From the sloppiest of tongues to someone treating your clitoris like a freakin’ set of turntables, we all know that sex can just be bad. While drunken one-nighters are almost begging to be awful, even your long-term love can just suck in the sack. But sex is so important! So what do you do when the sex is just bad?
Well, say something! If you can’t communicate about your flailing sex life, it certainly won’t get better. But discussing such a sensitive issue can get sticky (and not in the good way). So tailor-fit your fuss to your particular unsexy scenario.
You’ve just started having sex with a new person and they can’t figure out what makes you squirm: Though movies lead us to believe that anyone we eye-screw in a bar will just magically know how to do us right, sexual compatibility usually doesn’t come so easily. So go easy on the person for a minute! Like learning how to knit a hat for the first time, it takes a little while to master a new skill.
Practice forgiveness if your partner drops a few stitches. Focus not on what you don’t want, but on what you do, giving enthusiastic reinforcement when he/she does hit the spot. If the sex is deal-breaking bad, ask yourself if the techniques you require can be taught/learned. Knowing exactly how to get you off? A learnable skill. Breaking someone’s belief that sex toys are the devil? Not so much. Controlling how much he likes to use sports analogies for your most intimate acts? Might just be a charming, unchangeable part of who he is.
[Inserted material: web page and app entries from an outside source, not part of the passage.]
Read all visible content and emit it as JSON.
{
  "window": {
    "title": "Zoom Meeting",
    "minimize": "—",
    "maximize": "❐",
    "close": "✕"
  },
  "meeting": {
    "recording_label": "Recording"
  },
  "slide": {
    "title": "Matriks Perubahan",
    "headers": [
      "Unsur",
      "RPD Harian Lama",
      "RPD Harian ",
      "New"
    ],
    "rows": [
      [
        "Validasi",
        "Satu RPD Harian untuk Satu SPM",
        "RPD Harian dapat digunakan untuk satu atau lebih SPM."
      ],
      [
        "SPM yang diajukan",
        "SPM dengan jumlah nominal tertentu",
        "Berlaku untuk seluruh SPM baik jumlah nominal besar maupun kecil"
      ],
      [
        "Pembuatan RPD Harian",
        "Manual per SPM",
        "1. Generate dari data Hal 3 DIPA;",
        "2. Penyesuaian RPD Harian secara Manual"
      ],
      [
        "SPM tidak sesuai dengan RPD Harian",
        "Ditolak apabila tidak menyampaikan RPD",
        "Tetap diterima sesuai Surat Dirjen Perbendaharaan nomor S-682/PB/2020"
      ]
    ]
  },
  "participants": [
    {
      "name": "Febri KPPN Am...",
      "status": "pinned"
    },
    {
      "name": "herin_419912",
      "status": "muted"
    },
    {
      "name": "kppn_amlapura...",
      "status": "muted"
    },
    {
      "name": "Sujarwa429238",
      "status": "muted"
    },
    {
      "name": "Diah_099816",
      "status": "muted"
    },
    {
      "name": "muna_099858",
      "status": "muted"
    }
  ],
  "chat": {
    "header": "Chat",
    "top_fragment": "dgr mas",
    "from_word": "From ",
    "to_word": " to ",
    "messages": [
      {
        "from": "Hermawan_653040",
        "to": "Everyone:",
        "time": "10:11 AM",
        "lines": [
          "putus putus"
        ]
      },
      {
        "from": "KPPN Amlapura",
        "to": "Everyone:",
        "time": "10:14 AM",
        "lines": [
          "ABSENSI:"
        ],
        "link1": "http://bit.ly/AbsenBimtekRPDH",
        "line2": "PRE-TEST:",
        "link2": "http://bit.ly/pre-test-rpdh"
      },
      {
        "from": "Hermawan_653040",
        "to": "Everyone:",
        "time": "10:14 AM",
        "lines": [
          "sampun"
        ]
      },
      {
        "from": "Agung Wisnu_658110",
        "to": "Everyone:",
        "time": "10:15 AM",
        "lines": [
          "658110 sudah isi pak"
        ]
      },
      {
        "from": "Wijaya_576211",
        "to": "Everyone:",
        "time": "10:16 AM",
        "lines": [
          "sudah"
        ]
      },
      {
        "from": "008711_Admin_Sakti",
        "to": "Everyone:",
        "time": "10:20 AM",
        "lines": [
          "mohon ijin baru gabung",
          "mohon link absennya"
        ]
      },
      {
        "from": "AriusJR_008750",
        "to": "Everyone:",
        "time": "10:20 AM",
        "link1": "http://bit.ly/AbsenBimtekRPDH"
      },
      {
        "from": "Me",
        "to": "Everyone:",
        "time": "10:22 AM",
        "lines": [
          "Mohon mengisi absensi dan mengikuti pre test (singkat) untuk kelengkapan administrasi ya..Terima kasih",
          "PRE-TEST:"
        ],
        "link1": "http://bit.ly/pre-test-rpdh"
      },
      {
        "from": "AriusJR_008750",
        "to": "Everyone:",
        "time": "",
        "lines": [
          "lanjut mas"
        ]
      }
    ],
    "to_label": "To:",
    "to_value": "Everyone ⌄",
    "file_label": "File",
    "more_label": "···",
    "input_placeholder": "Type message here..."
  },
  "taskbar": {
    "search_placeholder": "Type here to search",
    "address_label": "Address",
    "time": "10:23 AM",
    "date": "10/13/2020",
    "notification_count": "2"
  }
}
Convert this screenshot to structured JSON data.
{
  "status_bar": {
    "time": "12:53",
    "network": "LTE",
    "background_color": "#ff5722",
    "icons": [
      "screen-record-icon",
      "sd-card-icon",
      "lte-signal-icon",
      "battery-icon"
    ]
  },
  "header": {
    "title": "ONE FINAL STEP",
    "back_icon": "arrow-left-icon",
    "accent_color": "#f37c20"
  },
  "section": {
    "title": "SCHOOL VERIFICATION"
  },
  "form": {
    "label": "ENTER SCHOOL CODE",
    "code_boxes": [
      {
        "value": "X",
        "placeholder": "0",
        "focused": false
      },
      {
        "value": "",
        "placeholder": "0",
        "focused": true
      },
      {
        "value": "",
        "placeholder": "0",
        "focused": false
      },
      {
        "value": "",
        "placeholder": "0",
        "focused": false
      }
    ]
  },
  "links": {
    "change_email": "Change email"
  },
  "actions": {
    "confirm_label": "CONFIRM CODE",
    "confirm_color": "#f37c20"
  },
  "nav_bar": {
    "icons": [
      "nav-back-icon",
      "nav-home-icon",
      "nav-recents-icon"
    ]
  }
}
Sex is ultimately a relational skill that’s all about how much you can listen to each other’s verbal and body language, which can take time to get down. But if you’re speaking French and she only speaks pig Latin, it might be time bid her adieu.
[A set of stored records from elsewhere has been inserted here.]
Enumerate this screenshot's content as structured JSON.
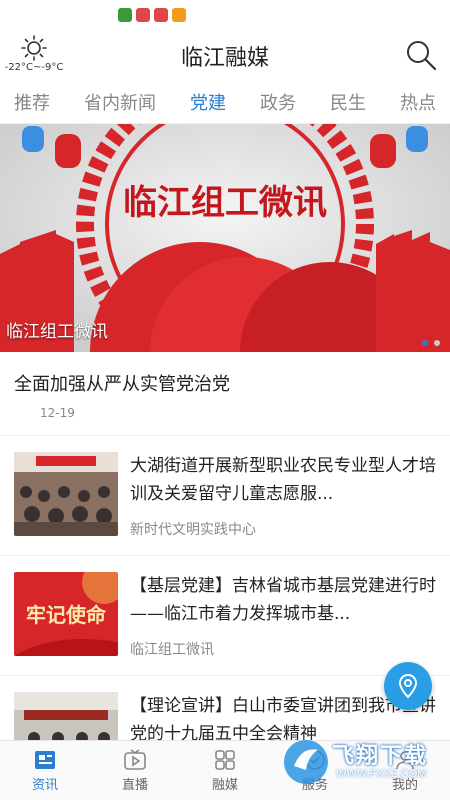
{
  "weather": {
    "text": "-22°C~-9°C",
    "icon": "sun-icon"
  },
  "app": {
    "title": "临江融媒"
  },
  "tabs": [
    {
      "label": "推荐"
    },
    {
      "label": "省内新闻"
    },
    {
      "label": "党建",
      "active": true
    },
    {
      "label": "政务"
    },
    {
      "label": "民生"
    },
    {
      "label": "热点"
    }
  ],
  "banner": {
    "image_title": "临江组工微讯",
    "caption": "临江组工微讯"
  },
  "headline": {
    "title": "全面加强从严从实管党治党",
    "date": "12-19"
  },
  "news": [
    {
      "title": "大湖街道开展新型职业农民专业型人才培训及关爱留守儿童志愿服...",
      "source": "新时代文明实践中心"
    },
    {
      "title": "【基层党建】吉林省城市基层党建进行时——临江市着力发挥城市基...",
      "source": "临江组工微讯",
      "thumb_text": "牢记使命"
    },
    {
      "title": "【理论宣讲】白山市委宣讲团到我市宣讲党的十九届五中全会精神",
      "source": ""
    }
  ],
  "bottom_nav": [
    {
      "label": "资讯",
      "icon": "news-icon",
      "active": true
    },
    {
      "label": "直播",
      "icon": "live-icon"
    },
    {
      "label": "融媒",
      "icon": "grid-icon"
    },
    {
      "label": "服务",
      "icon": "service-icon"
    },
    {
      "label": "我的",
      "icon": "profile-icon"
    }
  ],
  "watermark": {
    "title": "飞翔下载",
    "url": "WWW.FXXZ.COM"
  },
  "colors": {
    "accent": "#2a7fd4",
    "banner_red": "#d7262a"
  }
}
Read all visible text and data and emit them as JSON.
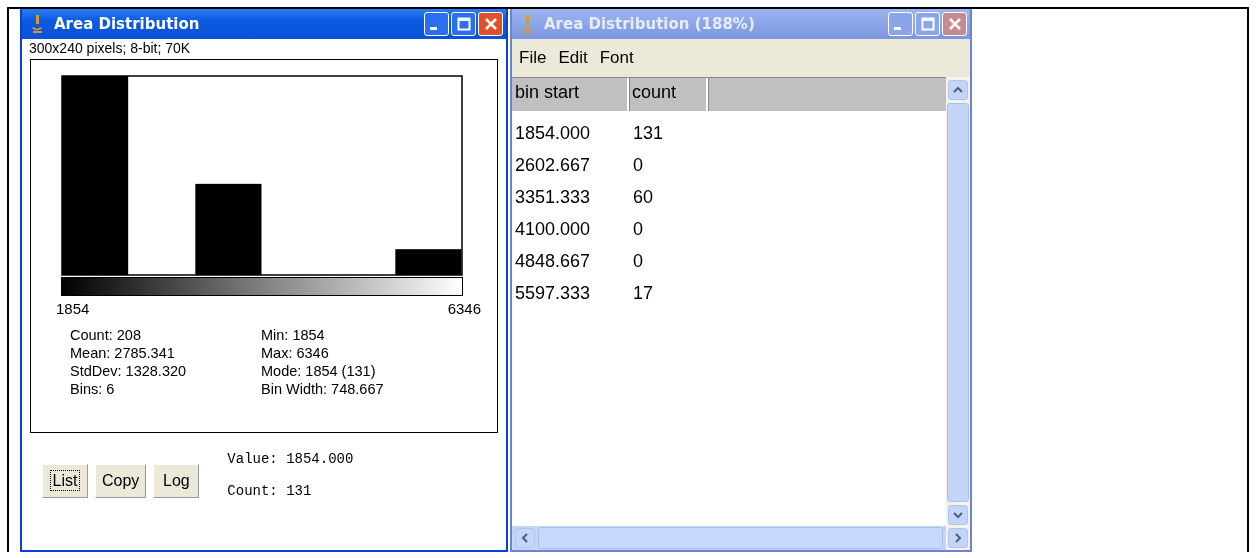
{
  "histogram_window": {
    "title": "Area Distribution",
    "active": true,
    "info": "300x240 pixels; 8-bit; 70K",
    "x_min_label": "1854",
    "x_max_label": "6346",
    "stats_left": [
      "Count: 208",
      "Mean: 2785.341",
      "StdDev: 1328.320",
      "Bins: 6"
    ],
    "stats_right": [
      "Min: 1854",
      "Max: 6346",
      "Mode: 1854 (131)",
      "Bin Width: 748.667"
    ],
    "buttons": [
      {
        "label": "List",
        "focused": true
      },
      {
        "label": "Copy",
        "focused": false
      },
      {
        "label": "Log",
        "focused": false
      }
    ],
    "value_text": "Value: 1854.000",
    "count_text": "Count: 131"
  },
  "table_window": {
    "title": "Area Distribution (188%)",
    "active": false,
    "menus": [
      "File",
      "Edit",
      "Font"
    ],
    "table": {
      "columns": [
        "bin start",
        "count"
      ],
      "rows": [
        [
          "1854.000",
          "131"
        ],
        [
          "2602.667",
          "0"
        ],
        [
          "3351.333",
          "60"
        ],
        [
          "4100.000",
          "0"
        ],
        [
          "4848.667",
          "0"
        ],
        [
          "5597.333",
          "17"
        ]
      ]
    }
  }
}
You’ve been dating for a while, the trial period’s over, but the sex is... meh: Somewhere between casually dating and serious relationship, couples get stuck in this “if it ain’t broke, don’t fix it” pattern. You have sex regularly, orgasms happen, the sex is... fine. This is one of the trickiest “bad sex” scenarios to navigate. If you’ve never spoken up before, your partner can easily think that maybe you’ve been quietly unsatisfied this whole time! But you’re not unsatisfied, you’re just blah. Sure, the cobb salad at your favorite restaurant is delicious, but you’d be bored and malnourished if you ate it for every meal.
Tell your partner what you love about your tried-and-true sex. Then offer gentle upgrades. Simply changing the time of day you get freaky can work wonders. Many save sex for last—going through their whole day before sleepily moving through their sex routine. Our motivation and creativity peak in the late morning/early afternoon, so try getting down when the sun comes up instead.
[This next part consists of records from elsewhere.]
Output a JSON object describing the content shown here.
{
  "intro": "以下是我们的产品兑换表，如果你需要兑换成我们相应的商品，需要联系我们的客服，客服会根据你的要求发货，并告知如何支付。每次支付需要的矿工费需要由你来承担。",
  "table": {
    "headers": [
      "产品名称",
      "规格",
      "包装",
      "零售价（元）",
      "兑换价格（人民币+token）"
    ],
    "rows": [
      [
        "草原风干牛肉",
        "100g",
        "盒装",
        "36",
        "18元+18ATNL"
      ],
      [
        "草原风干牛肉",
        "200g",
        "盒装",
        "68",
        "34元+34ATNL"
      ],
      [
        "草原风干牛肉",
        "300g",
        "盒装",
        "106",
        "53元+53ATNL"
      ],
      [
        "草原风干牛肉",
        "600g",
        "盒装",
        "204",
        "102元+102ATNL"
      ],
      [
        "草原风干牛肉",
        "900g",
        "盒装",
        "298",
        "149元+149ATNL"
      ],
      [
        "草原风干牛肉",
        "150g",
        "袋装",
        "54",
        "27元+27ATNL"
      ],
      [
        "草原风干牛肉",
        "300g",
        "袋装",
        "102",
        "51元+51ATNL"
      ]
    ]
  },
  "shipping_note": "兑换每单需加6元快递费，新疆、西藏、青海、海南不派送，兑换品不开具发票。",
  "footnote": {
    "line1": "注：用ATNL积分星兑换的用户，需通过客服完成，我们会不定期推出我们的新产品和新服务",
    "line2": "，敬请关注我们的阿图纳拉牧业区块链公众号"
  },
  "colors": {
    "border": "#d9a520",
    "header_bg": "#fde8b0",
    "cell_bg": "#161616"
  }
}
You’re in a long-term relationship and the sex has “gotten bad:” The sex didn’t always suck, otherwise you probably wouldn’t have made it this far. Though taking stock of when things changed is helpful, oftentimes it’s just unrealistic to think that your initial, spontaneous spark can just burn unattended for so long. No one wants to schedule sex, but when you’ve got a busy life and a busy life partner, carving out intentional space for sexy times can bring vast improvements. Otherwise, deep-rooted dynamics happening outside the bedroom can cause a lot of strife between the sheets, so make sure to resolve external conflicts before assuming she just sucks at sex.
We all have a certain sexual toolbox we bring into our partner’s bedroom with our favorite utensils in it. But being “good in bed” is less about the tools we’ve got in our box and more about how we use both what we’ve got in ours and what our partner’s got in theirs. What I’m saying is, you can lend a guy you’re favorite hammer, but if the dummy can’t hit the nail on the head, it might just be time to ax him.•